Being Inquisitive: A Point of favor towards employment


DOS AND DON’T’S OF ASKING QUESTIONS DURING INTERVIEW

By: Noriel E. Banes


It is human nature to ask if something is vague or needs further explanation. Same goes during interviews. It is expected for the candidate to ask as many questions as possible to the interviewer. Being inquisitive can be an additional point for a candidate towards landing a job. However, being inquisitive can also put you in deep waters and it may mean a red flag for the hiring personnel. Having said that, we should filter the questions we should ask during the interview. Below are the dos and don’ts in asking questions:

1.       Ask for a professional development plan. It is just right to ask about the plans that the company has in store for you. It only shows that your interest in joining the company is not just about the salary but a professional development that you can look forward to. There’s no harm in asking because it is your right as a candidate to know your future in the company especially in terms of professional growth.

2.       Don’t ask questions that have already been answered. Sometimes when we force ourselves to think of questions for the sake of asking, we tend to ask a non-sensible one. A tendency is, we ask something that we already know the answer of we ask repeatedly those that have been discussed during the interview. Avoid it once and for all because you will sound ridiculous and someone who has a lack of listening abilities.

3.       Ask for your goals and what is expected of you. There are times when verifications are needed especially if the job description is a bit vague and you need clarifications. You may ask this kind of question for you to know very well the things that you have to do in order to be successful in your position. The set goals and target are best ways to motivate employees and will be a deciding factor for you whether to accept the job or not. Having a clear goal and the things that are expected of you to do can make your stay in a company a meaningful career journey.

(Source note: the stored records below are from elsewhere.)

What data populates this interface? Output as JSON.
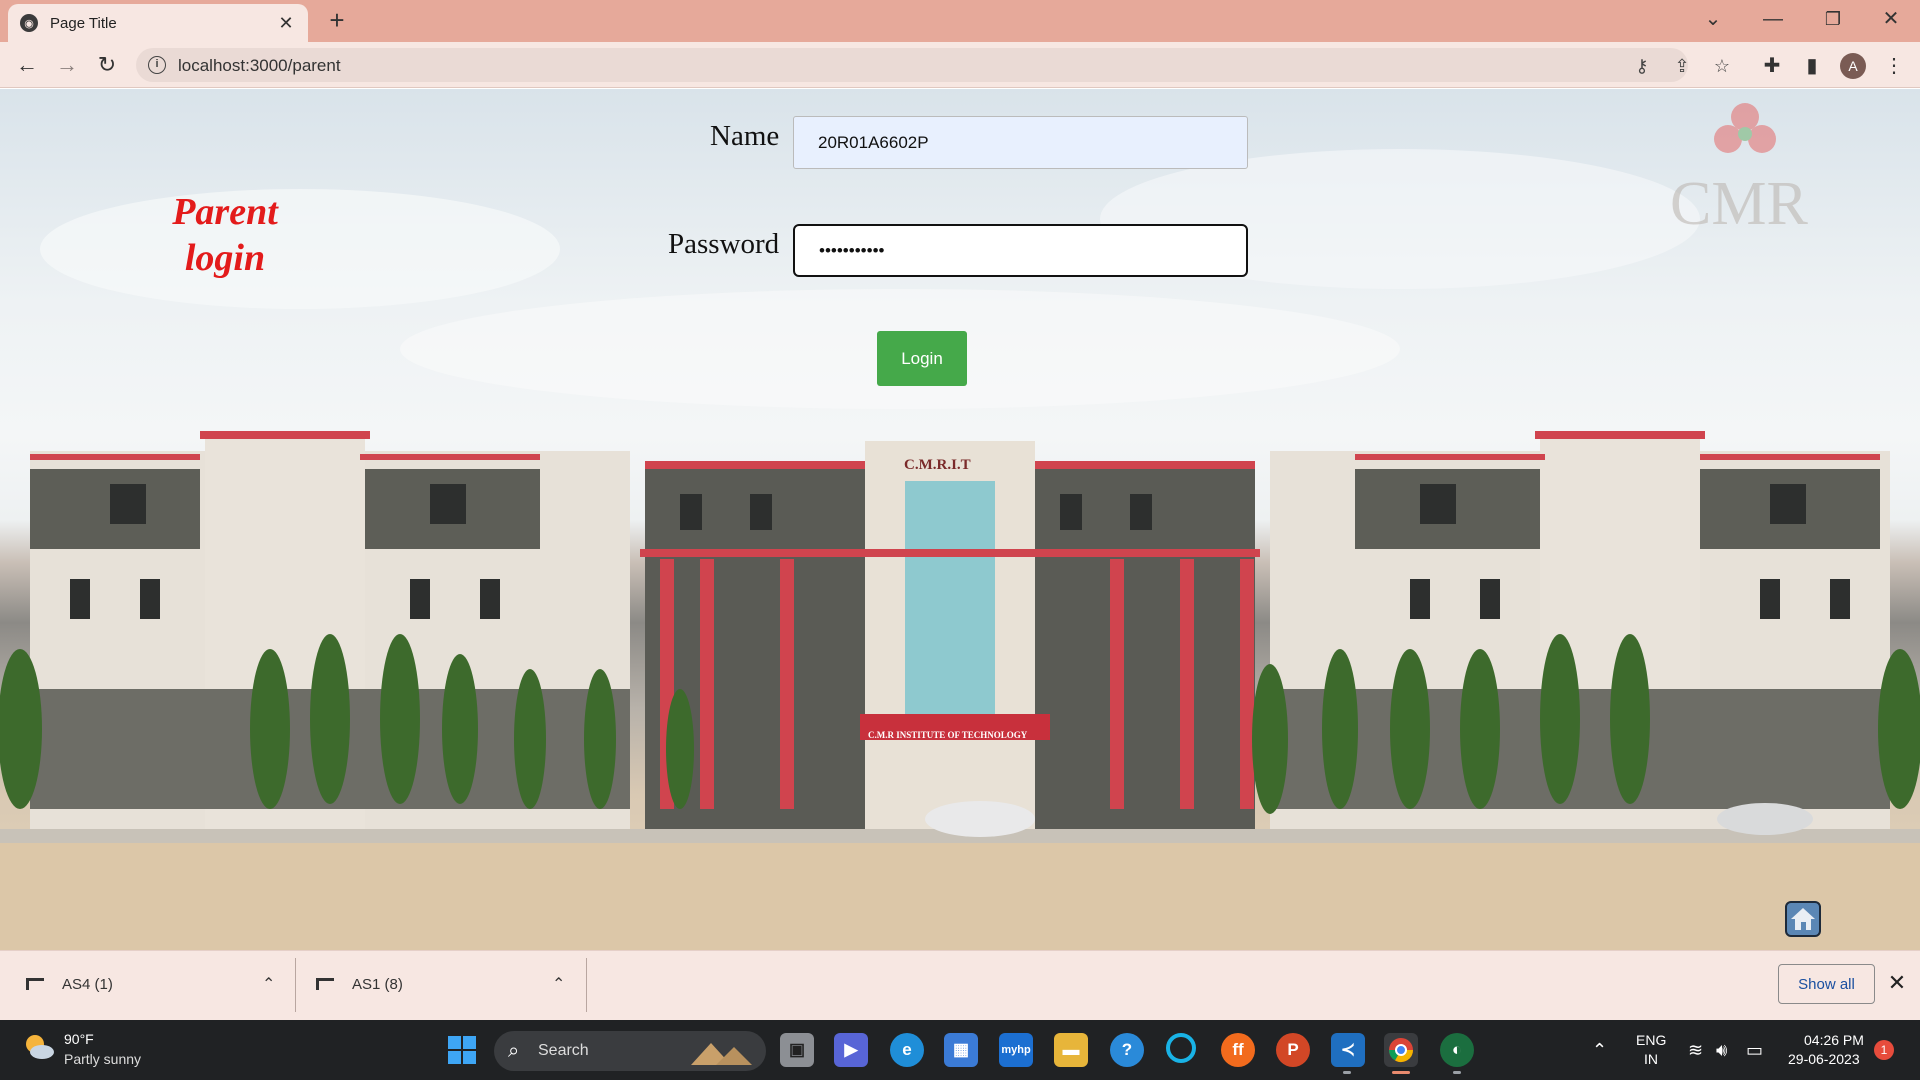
{
  "browser": {
    "tab_title": "Page Title",
    "new_tab_symbol": "+",
    "url": "localhost:3000/parent",
    "avatar_letter": "A"
  },
  "page": {
    "heading_line1": "Parent",
    "heading_line2": "login",
    "name_label": "Name",
    "name_value": "20R01A6602P",
    "password_label": "Password",
    "password_value": "•••••••••••",
    "login_button": "Login",
    "watermark_logo_text": "CMR",
    "building_sign_top": "C.M.R.I.T",
    "building_sign_bottom": "C.M.R INSTITUTE OF TECHNOLOGY"
  },
  "download_shelf": {
    "items": [
      {
        "label": "AS4 (1)"
      },
      {
        "label": "AS1 (8)"
      }
    ],
    "show_all": "Show all"
  },
  "taskbar": {
    "weather_temp": "90°F",
    "weather_desc": "Partly sunny",
    "search_placeholder": "Search",
    "lang_line1": "ENG",
    "lang_line2": "IN",
    "time": "04:26 PM",
    "date": "29-06-2023",
    "notification_count": "1"
  },
  "colors": {
    "tabbar": "#e6a99a",
    "heading_red": "#e31b1b",
    "login_green": "#45a94a",
    "autofill_blue": "#e8f0fe",
    "taskbar": "#202224"
  }
}
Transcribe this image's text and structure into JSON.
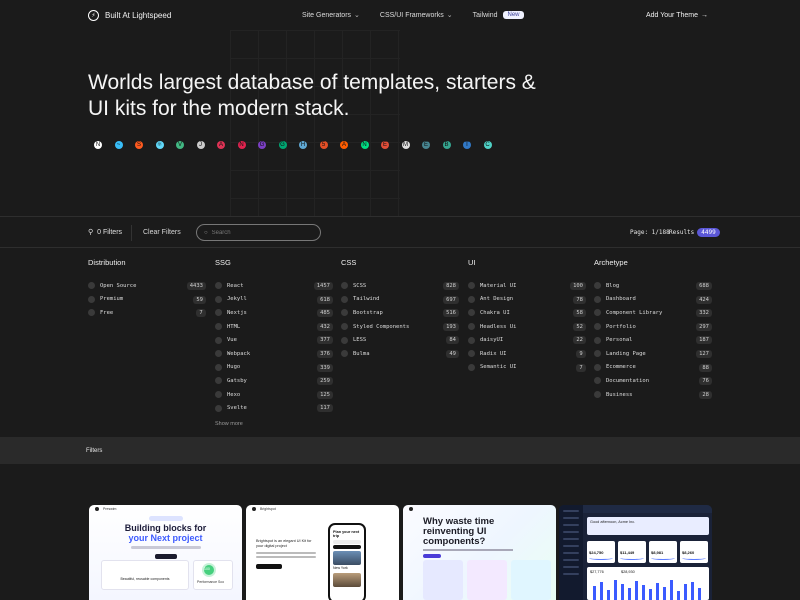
{
  "nav": {
    "brand": "Built At Lightspeed",
    "menu": [
      {
        "label": "Site Generators",
        "has_dropdown": true
      },
      {
        "label": "CSS/UI Frameworks",
        "has_dropdown": true
      },
      {
        "label": "Tailwind",
        "badge": "New"
      }
    ],
    "cta": "Add Your Theme",
    "cta_arrow": "→"
  },
  "hero": {
    "title": "Worlds largest database of templates, starters & UI kits for the modern stack.",
    "tech_icons": [
      {
        "icon": "nextjs-icon",
        "color": "#ffffff",
        "glyph": "N"
      },
      {
        "icon": "tailwind-icon",
        "color": "#38bdf8",
        "glyph": "~"
      },
      {
        "icon": "svelte-icon",
        "color": "#ff5a1f",
        "glyph": "S"
      },
      {
        "icon": "react-icon",
        "color": "#61dafb",
        "glyph": "⚛"
      },
      {
        "icon": "vue-icon",
        "color": "#42b883",
        "glyph": "V"
      },
      {
        "icon": "jekyll-icon",
        "color": "#cccccc",
        "glyph": "J"
      },
      {
        "icon": "angular-icon",
        "color": "#dd3355",
        "glyph": "A"
      },
      {
        "icon": "nest-icon",
        "color": "#e0234e",
        "glyph": "N"
      },
      {
        "icon": "gatsby-icon",
        "color": "#7b3fc4",
        "glyph": "G"
      },
      {
        "icon": "gridsome-icon",
        "color": "#00a672",
        "glyph": "G"
      },
      {
        "icon": "hugo-icon",
        "color": "#5fa8d3",
        "glyph": "H"
      },
      {
        "icon": "html5-icon",
        "color": "#e34f26",
        "glyph": "5"
      },
      {
        "icon": "astro-icon",
        "color": "#ff5d01",
        "glyph": "A"
      },
      {
        "icon": "nuxt-icon",
        "color": "#00dc82",
        "glyph": "N"
      },
      {
        "icon": "ember-icon",
        "color": "#e04e39",
        "glyph": "E"
      },
      {
        "icon": "markdown-icon",
        "color": "#dddddd",
        "glyph": "M"
      },
      {
        "icon": "electron-icon",
        "color": "#47848f",
        "glyph": "E"
      },
      {
        "icon": "bootstrap-icon",
        "color": "#35a58f",
        "glyph": "B"
      },
      {
        "icon": "typescript-icon",
        "color": "#3178c6",
        "glyph": "T"
      },
      {
        "icon": "chakra-icon",
        "color": "#4fd1c5",
        "glyph": "C"
      }
    ]
  },
  "filter_bar": {
    "filters_label": "0 Filters",
    "clear_label": "Clear Filters",
    "search_placeholder": "Search",
    "page_label": "Page: 1/188",
    "results_label": "Results",
    "results_count": "4499"
  },
  "facets": [
    {
      "title": "Distribution",
      "items": [
        {
          "label": "Open Source",
          "count": "4433"
        },
        {
          "label": "Premium",
          "count": "59"
        },
        {
          "label": "Free",
          "count": "7"
        }
      ]
    },
    {
      "title": "SSG",
      "items": [
        {
          "label": "React",
          "count": "1457"
        },
        {
          "label": "Jekyll",
          "count": "618"
        },
        {
          "label": "Nextjs",
          "count": "485"
        },
        {
          "label": "HTML",
          "count": "432"
        },
        {
          "label": "Vue",
          "count": "377"
        },
        {
          "label": "Webpack",
          "count": "376"
        },
        {
          "label": "Hugo",
          "count": "339"
        },
        {
          "label": "Gatsby",
          "count": "259"
        },
        {
          "label": "Hexo",
          "count": "125"
        },
        {
          "label": "Svelte",
          "count": "117"
        }
      ],
      "show_more": "Show more"
    },
    {
      "title": "CSS",
      "items": [
        {
          "label": "SCSS",
          "count": "828"
        },
        {
          "label": "Tailwind",
          "count": "697"
        },
        {
          "label": "Bootstrap",
          "count": "516"
        },
        {
          "label": "Styled Components",
          "count": "193"
        },
        {
          "label": "LESS",
          "count": "84"
        },
        {
          "label": "Bulma",
          "count": "49"
        }
      ]
    },
    {
      "title": "UI",
      "items": [
        {
          "label": "Material UI",
          "count": "100"
        },
        {
          "label": "Ant Design",
          "count": "78"
        },
        {
          "label": "Chakra UI",
          "count": "58"
        },
        {
          "label": "Headless Ui",
          "count": "52"
        },
        {
          "label": "daisyUI",
          "count": "22"
        },
        {
          "label": "Radix UI",
          "count": "9"
        },
        {
          "label": "Semantic UI",
          "count": "7"
        }
      ]
    },
    {
      "title": "Archetype",
      "items": [
        {
          "label": "Blog",
          "count": "688"
        },
        {
          "label": "Dashboard",
          "count": "424"
        },
        {
          "label": "Component Library",
          "count": "332"
        },
        {
          "label": "Portfolio",
          "count": "297"
        },
        {
          "label": "Personal",
          "count": "187"
        },
        {
          "label": "Landing Page",
          "count": "127"
        },
        {
          "label": "Ecommerce",
          "count": "88"
        },
        {
          "label": "Documentation",
          "count": "76"
        },
        {
          "label": "Business",
          "count": "28"
        }
      ]
    }
  ],
  "filters_strip": {
    "label": "Filters"
  },
  "cards": {
    "card1": {
      "brand": "Preswim",
      "headline_a": "Building blocks for",
      "headline_b": "your Next project",
      "caption": "Beautiful, reusable components",
      "stat": "100",
      "stat_caption": "Performance Sco"
    },
    "card2": {
      "brand": "Brightspot",
      "intro": "Brightspot is an elegant UI Kit for your digital project",
      "phone_title": "Plan your next trip",
      "city": "New York"
    },
    "card3": {
      "headline": "Why waste time reinventing UI components?"
    },
    "card4": {
      "greeting": "Good afternoon, Acme Inc.",
      "stats": [
        "$24,750",
        "$11,449",
        "$8,981",
        "$8,260",
        "$27,776",
        "$28,930"
      ]
    }
  },
  "colors": {
    "background": "#1b1b1b",
    "accent": "#5b57d6",
    "strip": "#2a2a2a"
  }
}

4.       Don’t ask how many candidates are being interviewed. This is perhaps a big NO to ask an interviewer. Apparently, it is not your business if the employer has dozens of interviews to conduct. You are there to do your best in the interview and present yourself the best ways possible to make them like you. “Asking this kind of question will give the interviewer an impression that you are a little naive and that it raises a question what your purpose is of asking and it is quite awkward,” Said Alison Green.

5.       Make follow-up questions if necessary. To make things straight, it is just right to ask clarifications if necessary. It is a privilege that’s given to the candidates as that will give you an opportunity to understand the information. It will also give the interviewer an idea that you are really interested in getting the job. Someone who does not give a damn about anything is an indication of being disinterested.


6.       Don’t ask general questions. This is point will give you another idea that general questions limit the information that you can get from the interviewer. If you wanted to find out more details, be specific with your questions. It should not be a Yes or No question as it will not generate a good clear result. Also, specific questions or open-ended questions build thorough discussions and it can build rapport between the candidate and the interviewer. If you want to be successful with your interview, make sure that you are conversant enough to throw questions that are worth discussing.


Many candidates should be aware that asking questions is crucial to landing a job. You can show your interest by asking sensible questions and that will give a point for your favor. I am sure that there will be thousands of questions in your mind, but you can filter them out by choosing the right ones. Make sure that you’ll get the answer you’re looking for because it will benefit you as someone who is seeking a better career.


“The Art and Science of asking questions is the source of all knowledge.” – Thomas Berger